= PROBLEM REQUIREMENTS =
Filter the listing and keep only the lines with the word "kind".

= GIVEN RECORDS =

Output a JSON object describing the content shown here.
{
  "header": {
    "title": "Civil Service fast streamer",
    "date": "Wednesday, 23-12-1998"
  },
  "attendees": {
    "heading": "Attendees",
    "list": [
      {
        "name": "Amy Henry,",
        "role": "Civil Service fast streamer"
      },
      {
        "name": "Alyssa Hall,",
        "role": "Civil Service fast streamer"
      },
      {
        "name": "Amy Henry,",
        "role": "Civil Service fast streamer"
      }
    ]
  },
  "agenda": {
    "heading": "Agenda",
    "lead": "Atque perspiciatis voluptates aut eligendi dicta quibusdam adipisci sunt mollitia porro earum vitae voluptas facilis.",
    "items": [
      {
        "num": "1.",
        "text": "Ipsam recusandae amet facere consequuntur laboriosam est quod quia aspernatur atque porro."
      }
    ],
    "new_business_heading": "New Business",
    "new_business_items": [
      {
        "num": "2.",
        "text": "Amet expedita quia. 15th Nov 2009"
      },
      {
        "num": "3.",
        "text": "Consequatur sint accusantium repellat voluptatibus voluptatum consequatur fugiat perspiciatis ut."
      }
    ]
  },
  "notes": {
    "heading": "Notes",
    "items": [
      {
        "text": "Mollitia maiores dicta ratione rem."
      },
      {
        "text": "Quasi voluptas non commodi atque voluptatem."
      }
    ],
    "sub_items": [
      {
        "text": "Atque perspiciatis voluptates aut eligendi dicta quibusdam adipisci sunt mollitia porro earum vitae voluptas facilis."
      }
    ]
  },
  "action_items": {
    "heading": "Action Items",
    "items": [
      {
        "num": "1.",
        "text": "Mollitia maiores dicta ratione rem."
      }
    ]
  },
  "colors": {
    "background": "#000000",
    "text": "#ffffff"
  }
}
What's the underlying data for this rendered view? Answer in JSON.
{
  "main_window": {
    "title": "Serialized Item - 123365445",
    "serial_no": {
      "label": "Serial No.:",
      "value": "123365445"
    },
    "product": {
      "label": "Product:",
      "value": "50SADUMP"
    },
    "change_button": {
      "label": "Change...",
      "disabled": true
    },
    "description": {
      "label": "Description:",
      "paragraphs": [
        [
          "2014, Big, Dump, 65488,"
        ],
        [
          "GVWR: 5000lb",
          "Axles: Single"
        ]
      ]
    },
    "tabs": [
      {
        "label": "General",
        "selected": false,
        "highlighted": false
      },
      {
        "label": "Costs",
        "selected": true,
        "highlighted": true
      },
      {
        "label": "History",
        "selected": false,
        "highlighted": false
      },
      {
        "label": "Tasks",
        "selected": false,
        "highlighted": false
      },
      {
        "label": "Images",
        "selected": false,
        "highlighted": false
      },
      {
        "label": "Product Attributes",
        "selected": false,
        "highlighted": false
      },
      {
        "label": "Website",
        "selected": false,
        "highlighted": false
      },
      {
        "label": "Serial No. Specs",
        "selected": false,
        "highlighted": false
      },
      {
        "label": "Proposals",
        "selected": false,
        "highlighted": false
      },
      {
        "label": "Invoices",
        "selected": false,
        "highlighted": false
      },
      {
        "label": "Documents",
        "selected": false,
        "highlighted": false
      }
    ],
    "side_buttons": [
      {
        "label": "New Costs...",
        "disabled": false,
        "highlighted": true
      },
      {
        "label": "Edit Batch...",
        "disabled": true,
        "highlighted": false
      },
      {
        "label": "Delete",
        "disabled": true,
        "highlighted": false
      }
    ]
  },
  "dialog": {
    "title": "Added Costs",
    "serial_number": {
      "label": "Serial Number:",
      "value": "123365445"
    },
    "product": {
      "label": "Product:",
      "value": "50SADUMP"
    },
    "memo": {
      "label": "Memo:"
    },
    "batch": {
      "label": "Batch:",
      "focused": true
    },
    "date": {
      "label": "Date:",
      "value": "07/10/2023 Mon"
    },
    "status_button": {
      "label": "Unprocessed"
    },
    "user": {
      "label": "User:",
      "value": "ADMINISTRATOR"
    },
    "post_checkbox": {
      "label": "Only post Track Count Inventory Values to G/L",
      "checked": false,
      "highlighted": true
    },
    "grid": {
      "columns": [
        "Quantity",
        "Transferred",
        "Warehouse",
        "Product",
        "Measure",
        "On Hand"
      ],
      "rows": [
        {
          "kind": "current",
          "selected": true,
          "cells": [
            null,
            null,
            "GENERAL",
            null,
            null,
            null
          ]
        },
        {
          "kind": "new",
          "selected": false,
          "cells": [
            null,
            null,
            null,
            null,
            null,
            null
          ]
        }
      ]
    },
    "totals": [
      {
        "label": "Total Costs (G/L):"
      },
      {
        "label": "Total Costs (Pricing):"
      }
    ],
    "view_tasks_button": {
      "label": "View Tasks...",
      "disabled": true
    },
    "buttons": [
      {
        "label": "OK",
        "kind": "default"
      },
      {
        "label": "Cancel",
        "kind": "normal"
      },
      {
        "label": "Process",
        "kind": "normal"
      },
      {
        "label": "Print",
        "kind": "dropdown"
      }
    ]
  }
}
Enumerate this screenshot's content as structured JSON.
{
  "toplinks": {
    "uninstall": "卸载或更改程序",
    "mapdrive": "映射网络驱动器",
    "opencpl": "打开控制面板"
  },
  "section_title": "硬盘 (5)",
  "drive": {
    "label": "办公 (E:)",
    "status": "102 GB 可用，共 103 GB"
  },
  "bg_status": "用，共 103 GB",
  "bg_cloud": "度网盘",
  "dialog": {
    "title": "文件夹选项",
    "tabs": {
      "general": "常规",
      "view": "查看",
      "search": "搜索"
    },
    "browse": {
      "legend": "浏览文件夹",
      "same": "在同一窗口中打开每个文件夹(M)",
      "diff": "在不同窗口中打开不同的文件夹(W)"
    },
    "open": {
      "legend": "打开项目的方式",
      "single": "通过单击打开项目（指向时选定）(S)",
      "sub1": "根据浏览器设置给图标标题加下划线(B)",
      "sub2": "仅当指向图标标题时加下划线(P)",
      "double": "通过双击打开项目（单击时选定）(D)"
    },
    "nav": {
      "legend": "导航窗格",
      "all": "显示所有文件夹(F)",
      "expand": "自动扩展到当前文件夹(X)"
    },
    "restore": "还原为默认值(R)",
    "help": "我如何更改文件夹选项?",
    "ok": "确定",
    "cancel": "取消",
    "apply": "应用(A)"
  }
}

= TASK RESULT =
          "kind": "current",
          "kind": "new",
        "kind": "default"
        "kind": "normal"
        "kind": "normal"
        "kind": "dropdown"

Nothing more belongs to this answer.